§ About this task: Word for word, restate every record, though not the pictures.

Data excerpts
══════════════════════════════
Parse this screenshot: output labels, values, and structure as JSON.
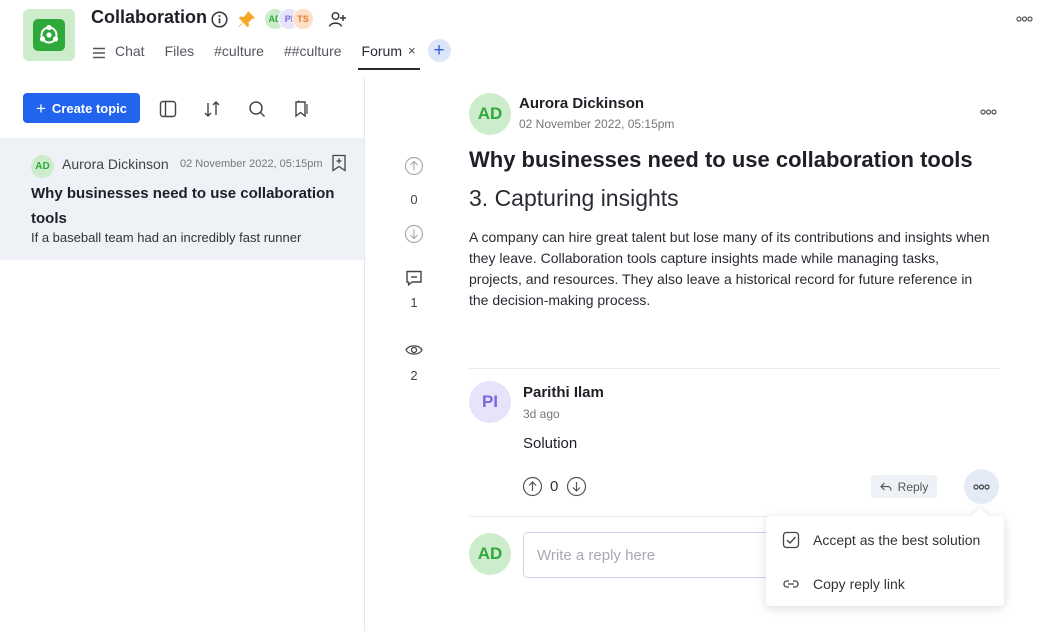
{
  "header": {
    "title": "Collaboration",
    "avatars": [
      {
        "initials": "AD",
        "bg": "#cdeccb",
        "fg": "#2eaa3a"
      },
      {
        "initials": "PI",
        "bg": "#e6e3fb",
        "fg": "#7a6ad8"
      },
      {
        "initials": "TS",
        "bg": "#fde0c8",
        "fg": "#e07a2e"
      }
    ],
    "tabs": [
      {
        "label": "Chat"
      },
      {
        "label": "Files"
      },
      {
        "label": "#culture"
      },
      {
        "label": "##culture"
      },
      {
        "label": "Forum",
        "active": true,
        "close": "×"
      }
    ],
    "add_tab": "+"
  },
  "sidebar": {
    "create_button": "Create topic",
    "topic": {
      "avatar": "AD",
      "author": "Aurora Dickinson",
      "date": "02 November 2022, 05:15pm",
      "title": "Why businesses need to use collaboration tools",
      "snippet": "If a baseball team had an incredibly fast runner"
    }
  },
  "post": {
    "avatar": "AD",
    "author": "Aurora Dickinson",
    "date": "02 November 2022, 05:15pm",
    "title": "Why businesses need to use collaboration tools",
    "subtitle": "3. Capturing insights",
    "body": "A company can hire great talent but lose many of its contributions and insights when they leave. Collaboration tools capture insights made while managing tasks, projects, and resources. They also leave a historical record for future reference in the decision-making process.",
    "votes": "0",
    "comments": "1",
    "views": "2"
  },
  "reply": {
    "avatar": "PI",
    "author": "Parithi Ilam",
    "time": "3d ago",
    "text": "Solution",
    "votes": "0",
    "reply_label": "Reply"
  },
  "composer": {
    "avatar": "AD",
    "placeholder": "Write a reply here"
  },
  "menu": {
    "items": [
      {
        "label": "Accept as the best solution",
        "icon": "check-square-icon"
      },
      {
        "label": "Copy reply link",
        "icon": "link-icon"
      }
    ]
  },
  "colors": {
    "accent": "#2364ee",
    "brand_green": "#2eaa3a",
    "pin": "#f5a623"
  }
}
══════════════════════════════
§ Answer space:
Parse this screenshot: output labels, values, and structure as JSON.
{
  "header": {
    "title": "Collaboration",
    "avatars": [
      {
        "initials": "AD",
        "bg": "#cdeccb",
        "fg": "#2eaa3a"
      },
      {
        "initials": "PI",
        "bg": "#e6e3fb",
        "fg": "#7a6ad8"
      },
      {
        "initials": "TS",
        "bg": "#fde0c8",
        "fg": "#e07a2e"
      }
    ],
    "tabs": [
      {
        "label": "Chat"
      },
      {
        "label": "Files"
      },
      {
        "label": "#culture"
      },
      {
        "label": "##culture"
      },
      {
        "label": "Forum",
        "active": true,
        "close": "×"
      }
    ],
    "add_tab": "+"
  },
  "sidebar": {
    "create_button": "Create topic",
    "topic": {
      "avatar": "AD",
      "author": "Aurora Dickinson",
      "date": "02 November 2022, 05:15pm",
      "title": "Why businesses need to use collaboration tools",
      "snippet": "If a baseball team had an incredibly fast runner"
    }
  },
  "post": {
    "avatar": "AD",
    "author": "Aurora Dickinson",
    "date": "02 November 2022, 05:15pm",
    "title": "Why businesses need to use collaboration tools",
    "subtitle": "3. Capturing insights",
    "body": "A company can hire great talent but lose many of its contributions and insights when they leave. Collaboration tools capture insights made while managing tasks, projects, and resources. They also leave a historical record for future reference in the decision-making process.",
    "votes": "0",
    "comments": "1",
    "views": "2"
  },
  "reply": {
    "avatar": "PI",
    "author": "Parithi Ilam",
    "time": "3d ago",
    "text": "Solution",
    "votes": "0",
    "reply_label": "Reply"
  },
  "composer": {
    "avatar": "AD",
    "placeholder": "Write a reply here"
  },
  "menu": {
    "items": [
      {
        "label": "Accept as the best solution",
        "icon": "check-square-icon"
      },
      {
        "label": "Copy reply link",
        "icon": "link-icon"
      }
    ]
  },
  "colors": {
    "accent": "#2364ee",
    "brand_green": "#2eaa3a",
    "pin": "#f5a623"
  }
}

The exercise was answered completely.